Assignment »
Copy all records exactly; omit pictures.

Element data from apps and pages
+---+
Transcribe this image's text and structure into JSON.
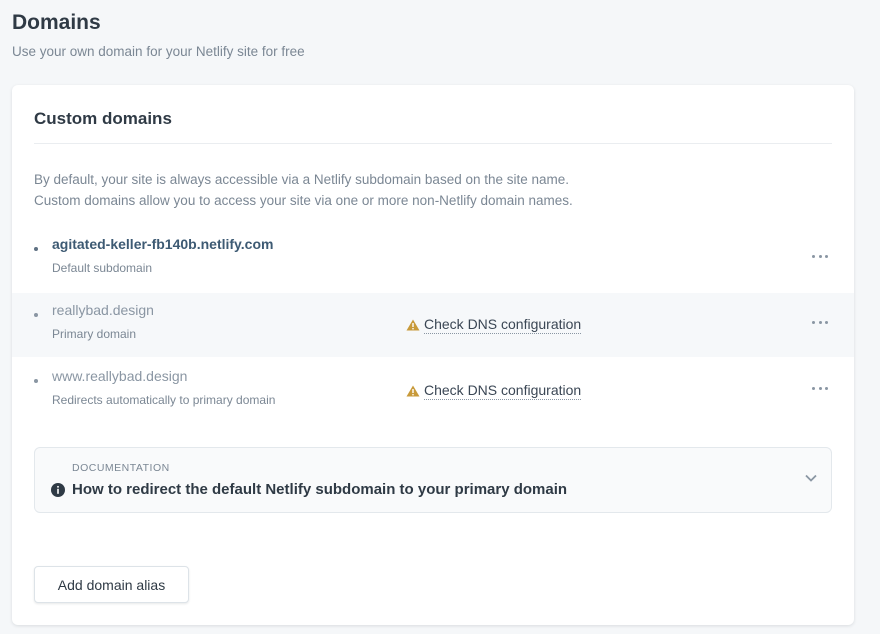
{
  "header": {
    "title": "Domains",
    "subtitle": "Use your own domain for your Netlify site for free"
  },
  "card": {
    "title": "Custom domains",
    "intro_line1": "By default, your site is always accessible via a Netlify subdomain based on the site name.",
    "intro_line2": "Custom domains allow you to access your site via one or more non-Netlify domain names."
  },
  "domains": [
    {
      "name": "agitated-keller-fb140b.netlify.com",
      "description": "Default subdomain",
      "warning": ""
    },
    {
      "name": "reallybad.design",
      "description": "Primary domain",
      "warning": "Check DNS configuration"
    },
    {
      "name": "www.reallybad.design",
      "description": "Redirects automatically to primary domain",
      "warning": "Check DNS configuration"
    }
  ],
  "documentation": {
    "label": "DOCUMENTATION",
    "title": "How to redirect the default Netlify subdomain to your primary domain"
  },
  "actions": {
    "add_alias_label": "Add domain alias"
  },
  "icons": {
    "warning": "warning-triangle-icon",
    "menu": "more-horizontal-icon",
    "info": "info-circle-icon",
    "chevron": "chevron-down-icon"
  },
  "colors": {
    "warning": "#c89a3a",
    "primary_text": "#2f3a45",
    "muted_text": "#7b8794",
    "link": "#3d5a73"
  }
}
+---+
Answer to the problem »
Transcribe this image's text and structure into JSON.
{
  "header": {
    "title": "Domains",
    "subtitle": "Use your own domain for your Netlify site for free"
  },
  "card": {
    "title": "Custom domains",
    "intro_line1": "By default, your site is always accessible via a Netlify subdomain based on the site name.",
    "intro_line2": "Custom domains allow you to access your site via one or more non-Netlify domain names."
  },
  "domains": [
    {
      "name": "agitated-keller-fb140b.netlify.com",
      "description": "Default subdomain",
      "warning": ""
    },
    {
      "name": "reallybad.design",
      "description": "Primary domain",
      "warning": "Check DNS configuration"
    },
    {
      "name": "www.reallybad.design",
      "description": "Redirects automatically to primary domain",
      "warning": "Check DNS configuration"
    }
  ],
  "documentation": {
    "label": "DOCUMENTATION",
    "title": "How to redirect the default Netlify subdomain to your primary domain"
  },
  "actions": {
    "add_alias_label": "Add domain alias"
  },
  "icons": {
    "warning": "warning-triangle-icon",
    "menu": "more-horizontal-icon",
    "info": "info-circle-icon",
    "chevron": "chevron-down-icon"
  },
  "colors": {
    "warning": "#c89a3a",
    "primary_text": "#2f3a45",
    "muted_text": "#7b8794",
    "link": "#3d5a73"
  }
}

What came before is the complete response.